Psychiatrist Joan de Dou utilised his expertise to examine the inconsistency between the personal and family values that people possess, and the extent to which the gap between the two can cause unhappiness. The sense of guilt which comes from comparing ourselves to one another is for some women an obstacle to happiness. In his consultancy work Mr de Dou carries out cognitive behavioural therapy which is based on the acceptance of and commitment to everything that you undertake in your life. He affirmed that the values that we carry have the greatest impact on the child’s educational training, based on the concept of ‘transferrable language’, one of the theories of Dr Paulino Castells, another psychiatrist who has researched the matter.
The panel continued with a second participation by Marc Grau, who talked about the important mission of the Public Administration on this matter. He praised the Norwegian model and the two criteria behind its policy: the children’s best interest and the right to choose whether or not to stayat home. He also commended the French model on family-friendly policy.
Joan de Dou brought the panel’s deliberations to an end, remarking that our current tendency for workaholism could be rooted on escapism. The psychotherapy that he undertakes is based on three values: self-control, transcendental motives and solidarity. As he said, all of these values can be attained with the work that a homemaker undertakes at home.

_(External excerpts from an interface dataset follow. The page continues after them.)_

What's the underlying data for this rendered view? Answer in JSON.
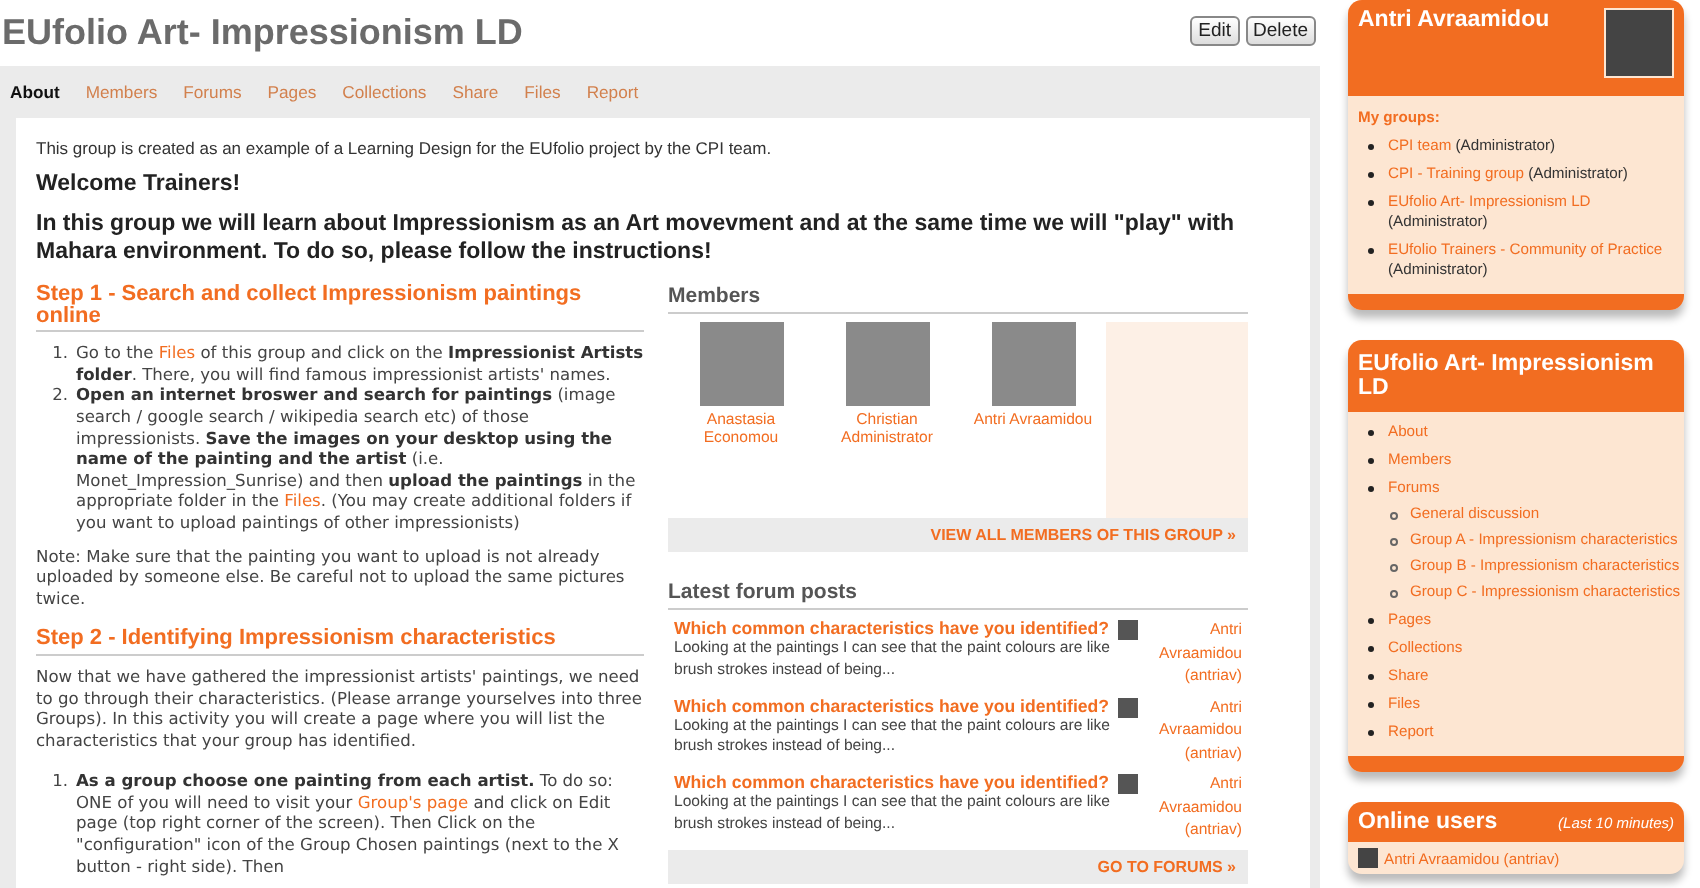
{
  "group": {
    "title": "EUfolio Art- Impressionism LD",
    "buttons": [
      "Edit",
      "Delete"
    ]
  },
  "tabs": [
    {
      "label": "About",
      "selected": true
    },
    {
      "label": "Members",
      "selected": false
    },
    {
      "label": "Forums",
      "selected": false
    },
    {
      "label": "Pages",
      "selected": false
    },
    {
      "label": "Collections",
      "selected": false
    },
    {
      "label": "Share",
      "selected": false
    },
    {
      "label": "Files",
      "selected": false
    },
    {
      "label": "Report",
      "selected": false
    }
  ],
  "about": {
    "intro": "This group is created as an example of a Learning Design for the EUfolio project by the CPI team.",
    "welcome": "Welcome Trainers!",
    "lead": "In this group we will learn about Impressionism as an Art movevment and at the same time we will \"play\" with Mahara environment. To do so, please follow the instructions!"
  },
  "steps": [
    {
      "heading": "Step 1 - Search and collect Impressionism paintings online",
      "items": [
        {
          "number": "1.",
          "segments": [
            {
              "kind": "text",
              "text": "Go to the "
            },
            {
              "kind": "link",
              "text": "Files"
            },
            {
              "kind": "text",
              "text": " of this group and click on the **Impressionist Artists folder**. There, you will find famous impressionist artists' names."
            }
          ]
        },
        {
          "number": "2.",
          "segments": [
            {
              "kind": "text",
              "text": "**Open an internet broswer and search for paintings** (image search / google search / wikipedia search etc) of those impressionists. **Save the images on your desktop using the name of the painting and the artist** (i.e. Monet_Impression_Sunrise) and then **upload the paintings** in the appropriate folder in the "
            },
            {
              "kind": "link",
              "text": "Files"
            },
            {
              "kind": "text",
              "text": ". (You may create additional folders if you want to upload paintings of other impressionists)"
            }
          ]
        }
      ],
      "note": "Note: Make sure that the painting you want to upload is not already uploaded by someone else. Be careful not to upload the same pictures twice."
    },
    {
      "heading": "Step 2 - Identifying Impressionism characteristics",
      "paragraphs": [
        "Now that we have gathered the impressionist artists' paintings, we need to go through their characteristics. (Please arrange yourselves into three Groups). In this activity you will create a page where you will list the characteristics that your group has identified."
      ],
      "items": [
        {
          "number": "1.",
          "segments": [
            {
              "kind": "text",
              "text": "**As a group choose one painting from each artist.** To do so: ONE of you will need to visit your "
            },
            {
              "kind": "link",
              "text": "Group's page"
            },
            {
              "kind": "text",
              "text": " and click on Edit page (top right corner of the screen). Then Click on the \"configuration\" icon of the Group Chosen paintings (next to the X button - right side). Then"
            }
          ]
        }
      ]
    }
  ],
  "members": {
    "heading": "Members",
    "people": [
      {
        "name": "Anastasia Economou"
      },
      {
        "name": "Christian Administrator"
      },
      {
        "name": "Antri Avraamidou"
      }
    ],
    "more": "VIEW ALL MEMBERS OF THIS GROUP »"
  },
  "forum": {
    "heading": "Latest forum posts",
    "posts": [
      {
        "title": "Which common characteristics have you identified?",
        "excerpt": "Looking at the paintings I can see that the paint colours are like brush strokes instead of being...",
        "author": "Antri Avraamidou (antriav)"
      },
      {
        "title": "Which common characteristics have you identified?",
        "excerpt": "Looking at the paintings I can see that the paint colours are like brush strokes instead of being...",
        "author": "Antri Avraamidou (antriav)"
      },
      {
        "title": "Which common characteristics have you identified?",
        "excerpt": "Looking at the paintings I can see that the paint colours are like brush strokes instead of being...",
        "author": "Antri Avraamidou (antriav)"
      }
    ],
    "more": "GO TO FORUMS »"
  },
  "sidebar": {
    "profile": {
      "name": "Antri Avraamidou",
      "groups_label": "My groups:",
      "groups": [
        {
          "name": "CPI team",
          "role": "(Administrator)"
        },
        {
          "name": "CPI - Training group",
          "role": "(Administrator)"
        },
        {
          "name": "EUfolio Art- Impressionism LD",
          "role": "(Administrator)"
        },
        {
          "name": "EUfolio Trainers - Community of Practice",
          "role": "(Administrator)"
        }
      ]
    },
    "group_menu": {
      "title": "EUfolio Art- Impressionism LD",
      "items": [
        {
          "label": "About"
        },
        {
          "label": "Members"
        },
        {
          "label": "Forums",
          "children": [
            {
              "label": "General discussion"
            },
            {
              "label": "Group A - Impressionism characteristics"
            },
            {
              "label": "Group B - Impressionism characteristics"
            },
            {
              "label": "Group C - Impressionism characteristics"
            }
          ]
        },
        {
          "label": "Pages"
        },
        {
          "label": "Collections"
        },
        {
          "label": "Share"
        },
        {
          "label": "Files"
        },
        {
          "label": "Report"
        }
      ]
    },
    "online": {
      "title": "Online users",
      "note": "(Last 10 minutes)",
      "users": [
        "Antri Avraamidou (antriav)"
      ]
    }
  }
}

Mercedes Jaureguibeitia , CEO of Home Renaissance Foundation who travelled especially from London to be at the event, said that already good ties have been strengthened with IESE Business School, leading to a highly beneficial dialogue between the leading management school in Spain and Home Renaissance Foundation. IESE is the second highest ranking Executive Business School in the world according to the Financial Times 2013 Executive Education listing.
A special thanks to Nuria Chinchilla, Director of the International Center for Work and Family, on the organisation of the event.